Restate all of the following data exactly, keeping any images out of the copy.

◆ Material to process:
-=-=-

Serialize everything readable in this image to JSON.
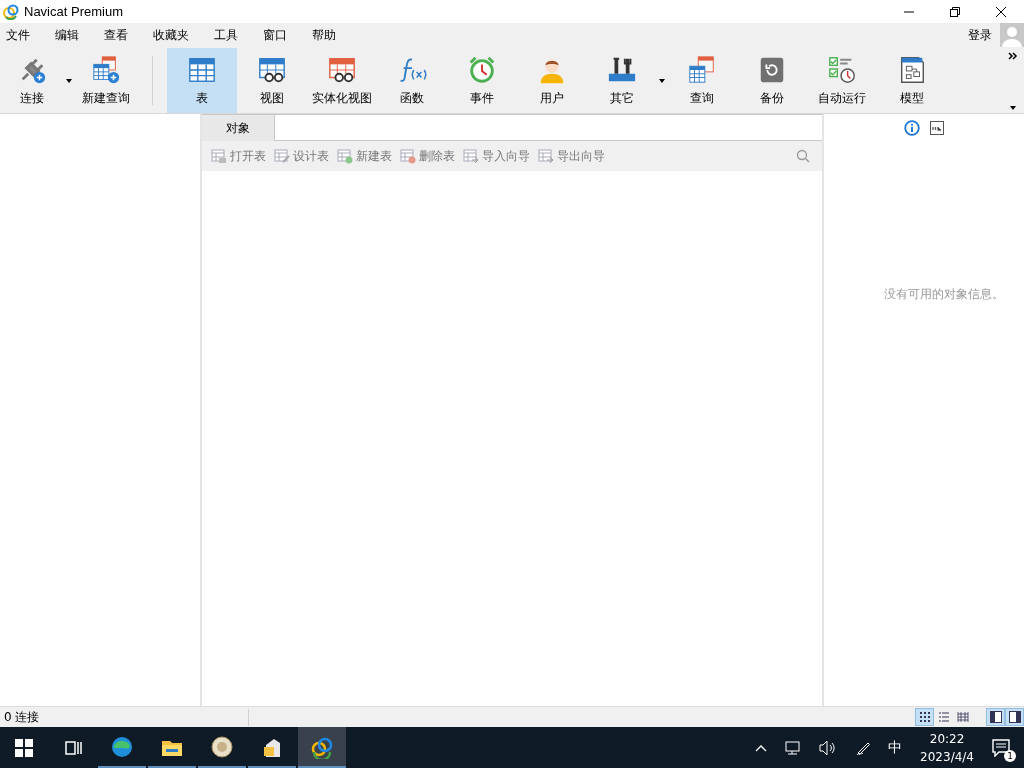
{
  "window": {
    "title": "Navicat Premium"
  },
  "menu": [
    "文件",
    "编辑",
    "查看",
    "收藏夹",
    "工具",
    "窗口",
    "帮助"
  ],
  "login": "登录",
  "toolbar": {
    "left": [
      {
        "label": "连接",
        "dropdown": true
      },
      {
        "label": "新建查询",
        "dropdown": false
      }
    ],
    "objects": [
      {
        "label": "表",
        "selected": true,
        "dropdown": false
      },
      {
        "label": "视图",
        "selected": false,
        "dropdown": false
      },
      {
        "label": "实体化视图",
        "selected": false,
        "dropdown": false
      },
      {
        "label": "函数",
        "selected": false,
        "dropdown": false
      },
      {
        "label": "事件",
        "selected": false,
        "dropdown": false
      },
      {
        "label": "用户",
        "selected": false,
        "dropdown": false
      },
      {
        "label": "其它",
        "selected": false,
        "dropdown": true
      },
      {
        "label": "查询",
        "selected": false,
        "dropdown": false
      },
      {
        "label": "备份",
        "selected": false,
        "dropdown": false
      },
      {
        "label": "自动运行",
        "selected": false,
        "dropdown": false
      },
      {
        "label": "模型",
        "selected": false,
        "dropdown": false
      }
    ]
  },
  "object_tab": {
    "label": "对象",
    "selected": true
  },
  "object_tools": [
    {
      "label": "打开表",
      "disabled": true
    },
    {
      "label": "设计表",
      "disabled": true
    },
    {
      "label": "新建表",
      "disabled": true
    },
    {
      "label": "删除表",
      "disabled": true
    },
    {
      "label": "导入向导",
      "disabled": true
    },
    {
      "label": "导出向导",
      "disabled": true
    }
  ],
  "info_panel": {
    "message": "没有可用的对象信息。"
  },
  "status_bar": {
    "connections": "0 连接",
    "view_modes": [
      {
        "selected": true
      },
      {
        "selected": false
      },
      {
        "selected": false
      }
    ],
    "panels": [
      {
        "on": true
      },
      {
        "on": true
      }
    ]
  },
  "taskbar": {
    "apps": [
      {
        "active": false
      },
      {
        "active": false
      },
      {
        "active": false
      },
      {
        "active": false
      },
      {
        "active": true
      }
    ],
    "ime": "中",
    "time": "20:22",
    "date": "2023/4/4",
    "notifications": "1"
  }
}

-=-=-

◆ Finished task:
Serialize everything readable in this image to JSON.
{
  "window": {
    "title": "Navicat Premium"
  },
  "menu": [
    "文件",
    "编辑",
    "查看",
    "收藏夹",
    "工具",
    "窗口",
    "帮助"
  ],
  "login": "登录",
  "toolbar": {
    "left": [
      {
        "label": "连接",
        "dropdown": true
      },
      {
        "label": "新建查询",
        "dropdown": false
      }
    ],
    "objects": [
      {
        "label": "表",
        "selected": true,
        "dropdown": false
      },
      {
        "label": "视图",
        "selected": false,
        "dropdown": false
      },
      {
        "label": "实体化视图",
        "selected": false,
        "dropdown": false
      },
      {
        "label": "函数",
        "selected": false,
        "dropdown": false
      },
      {
        "label": "事件",
        "selected": false,
        "dropdown": false
      },
      {
        "label": "用户",
        "selected": false,
        "dropdown": false
      },
      {
        "label": "其它",
        "selected": false,
        "dropdown": true
      },
      {
        "label": "查询",
        "selected": false,
        "dropdown": false
      },
      {
        "label": "备份",
        "selected": false,
        "dropdown": false
      },
      {
        "label": "自动运行",
        "selected": false,
        "dropdown": false
      },
      {
        "label": "模型",
        "selected": false,
        "dropdown": false
      }
    ]
  },
  "object_tab": {
    "label": "对象",
    "selected": true
  },
  "object_tools": [
    {
      "label": "打开表",
      "disabled": true
    },
    {
      "label": "设计表",
      "disabled": true
    },
    {
      "label": "新建表",
      "disabled": true
    },
    {
      "label": "删除表",
      "disabled": true
    },
    {
      "label": "导入向导",
      "disabled": true
    },
    {
      "label": "导出向导",
      "disabled": true
    }
  ],
  "info_panel": {
    "message": "没有可用的对象信息。"
  },
  "status_bar": {
    "connections": "0 连接",
    "view_modes": [
      {
        "selected": true
      },
      {
        "selected": false
      },
      {
        "selected": false
      }
    ],
    "panels": [
      {
        "on": true
      },
      {
        "on": true
      }
    ]
  },
  "taskbar": {
    "apps": [
      {
        "active": false
      },
      {
        "active": false
      },
      {
        "active": false
      },
      {
        "active": false
      },
      {
        "active": true
      }
    ],
    "ime": "中",
    "time": "20:22",
    "date": "2023/4/4",
    "notifications": "1"
  }
}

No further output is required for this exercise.